In his speech at RJIF 2016 he explained aspects of true luxury is by means of quips built on actual examples. For instance: “People don’t buy fur from Fendi to keep themselves warm.” “If Beluga caviar were cheap, who would eat it?” “If Dom Perignon (champagne) were drunk by everyone, who would drink it?”
With a quite appropriate degree of lyricism he defined luxury in terms of what it means and what it does. “Luxury is beauty, heritage, handcrafted and bespoke. It is the indulgence of the senses, regardless of the cost. Luxury products push all limits of perfection, craftsmanship and decadence. Luxury products possess distinctive tradition and unparalleled quality. They are more perfect than perfect. Making luxury is an art, but it’s also a science.”
And this is more than a definition; it is a checklist of virtues for a true luxury brand.
“Luxury is about emotion,” he said. “A luxury brand should be able to establish an emotional connect with its customers. [If you do that,] You will be able to command a premium. Luxury is essentially timeless; it’s a quest for perfection.”
Luxury brands should know how to evoke emotion with engaging stories. Jewellers in India have enough ingredients to weave such stories around their products, Bhatia said. “Have you ever been proud of those stories?” he asked. “Are you willing to tell them? There are people who will listen, provided you package the stories well.”
To show what he meant, Bhatia told the story of the Kelly Bag from Hermès, a Paris-based high-end accessory brand. In 1956, paparazzi captured the former Hollywood actress and newly married Princess Grace (Kelly) of Monaco using an Hermès handbag to hide a pregnancy bump. This fairly innocuous act by an A-lister, caught on camera, gave a huge impetus to the luxury accessories brand, and the bag became a bestseller despite its price.
There is a momentous next chapter to this story, and Bhatia narrated it. Jane Birkin, an English actress who lived in France, happened to meet Hermès owner Kenneth Hermès and took the opportunity to complain to him about the lack of space inside a Kelly bag. That feedback led to the Birkin bag, which was more spacious — and is today one of the true “It” bags.

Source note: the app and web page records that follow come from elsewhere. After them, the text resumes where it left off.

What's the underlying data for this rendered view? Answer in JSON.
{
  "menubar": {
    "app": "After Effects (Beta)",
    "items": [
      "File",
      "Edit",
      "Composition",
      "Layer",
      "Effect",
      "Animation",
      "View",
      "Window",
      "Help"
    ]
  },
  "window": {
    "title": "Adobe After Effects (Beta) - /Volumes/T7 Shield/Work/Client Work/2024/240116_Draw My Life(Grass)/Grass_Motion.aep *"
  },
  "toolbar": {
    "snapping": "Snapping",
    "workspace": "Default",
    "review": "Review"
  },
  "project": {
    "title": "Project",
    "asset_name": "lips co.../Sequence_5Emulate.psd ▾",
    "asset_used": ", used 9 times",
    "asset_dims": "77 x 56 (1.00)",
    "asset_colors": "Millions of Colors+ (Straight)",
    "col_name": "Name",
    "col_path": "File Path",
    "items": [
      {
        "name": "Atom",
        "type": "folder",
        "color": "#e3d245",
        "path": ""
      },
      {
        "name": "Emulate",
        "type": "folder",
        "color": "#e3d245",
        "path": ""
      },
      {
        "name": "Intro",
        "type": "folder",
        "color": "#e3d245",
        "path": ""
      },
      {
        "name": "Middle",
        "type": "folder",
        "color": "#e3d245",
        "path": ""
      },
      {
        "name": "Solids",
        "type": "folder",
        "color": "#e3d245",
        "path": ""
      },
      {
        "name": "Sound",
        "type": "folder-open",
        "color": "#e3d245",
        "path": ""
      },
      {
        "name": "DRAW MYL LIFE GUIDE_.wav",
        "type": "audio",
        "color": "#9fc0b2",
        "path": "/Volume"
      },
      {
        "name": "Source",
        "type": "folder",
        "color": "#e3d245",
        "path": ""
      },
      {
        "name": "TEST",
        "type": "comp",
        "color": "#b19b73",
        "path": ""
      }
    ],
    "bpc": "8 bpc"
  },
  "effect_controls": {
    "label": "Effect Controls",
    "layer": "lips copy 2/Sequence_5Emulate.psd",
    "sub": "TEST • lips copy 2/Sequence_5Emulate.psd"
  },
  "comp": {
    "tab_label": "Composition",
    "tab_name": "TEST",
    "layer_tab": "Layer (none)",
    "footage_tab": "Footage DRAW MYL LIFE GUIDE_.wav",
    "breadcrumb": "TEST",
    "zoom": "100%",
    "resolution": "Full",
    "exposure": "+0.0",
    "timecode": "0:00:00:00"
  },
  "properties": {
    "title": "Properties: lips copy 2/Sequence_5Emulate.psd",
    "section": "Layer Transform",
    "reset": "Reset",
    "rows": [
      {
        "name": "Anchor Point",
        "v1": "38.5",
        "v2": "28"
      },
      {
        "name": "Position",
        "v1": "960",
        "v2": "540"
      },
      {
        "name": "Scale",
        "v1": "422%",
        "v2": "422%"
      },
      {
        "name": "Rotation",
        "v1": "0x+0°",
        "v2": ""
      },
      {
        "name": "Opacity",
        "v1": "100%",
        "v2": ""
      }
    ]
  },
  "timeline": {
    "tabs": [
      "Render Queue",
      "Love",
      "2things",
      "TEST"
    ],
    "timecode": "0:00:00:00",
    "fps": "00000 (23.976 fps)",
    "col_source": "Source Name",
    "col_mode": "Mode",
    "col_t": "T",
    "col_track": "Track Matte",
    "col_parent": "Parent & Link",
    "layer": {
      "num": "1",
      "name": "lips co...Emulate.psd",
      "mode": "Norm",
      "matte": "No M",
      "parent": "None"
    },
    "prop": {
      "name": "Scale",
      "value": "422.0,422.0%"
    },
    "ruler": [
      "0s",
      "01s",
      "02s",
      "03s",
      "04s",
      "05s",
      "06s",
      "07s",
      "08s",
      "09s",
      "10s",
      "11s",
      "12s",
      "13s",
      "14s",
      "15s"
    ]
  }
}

“Sometimes you need to create a story out of nothing, and that story grows into a bigger story,” said Bhatia. Foreign luxury brands, despite difficult tax structures, are targeting high-net-worth individuals (HNIs) in India with similarly charming stories through advertising, visual merchandising, product design, in-film placement, glamorous in-store events and more. Indian jewellers should wake up and compete for consumer mindspace with the help of more enchanting stories, said Bhatia.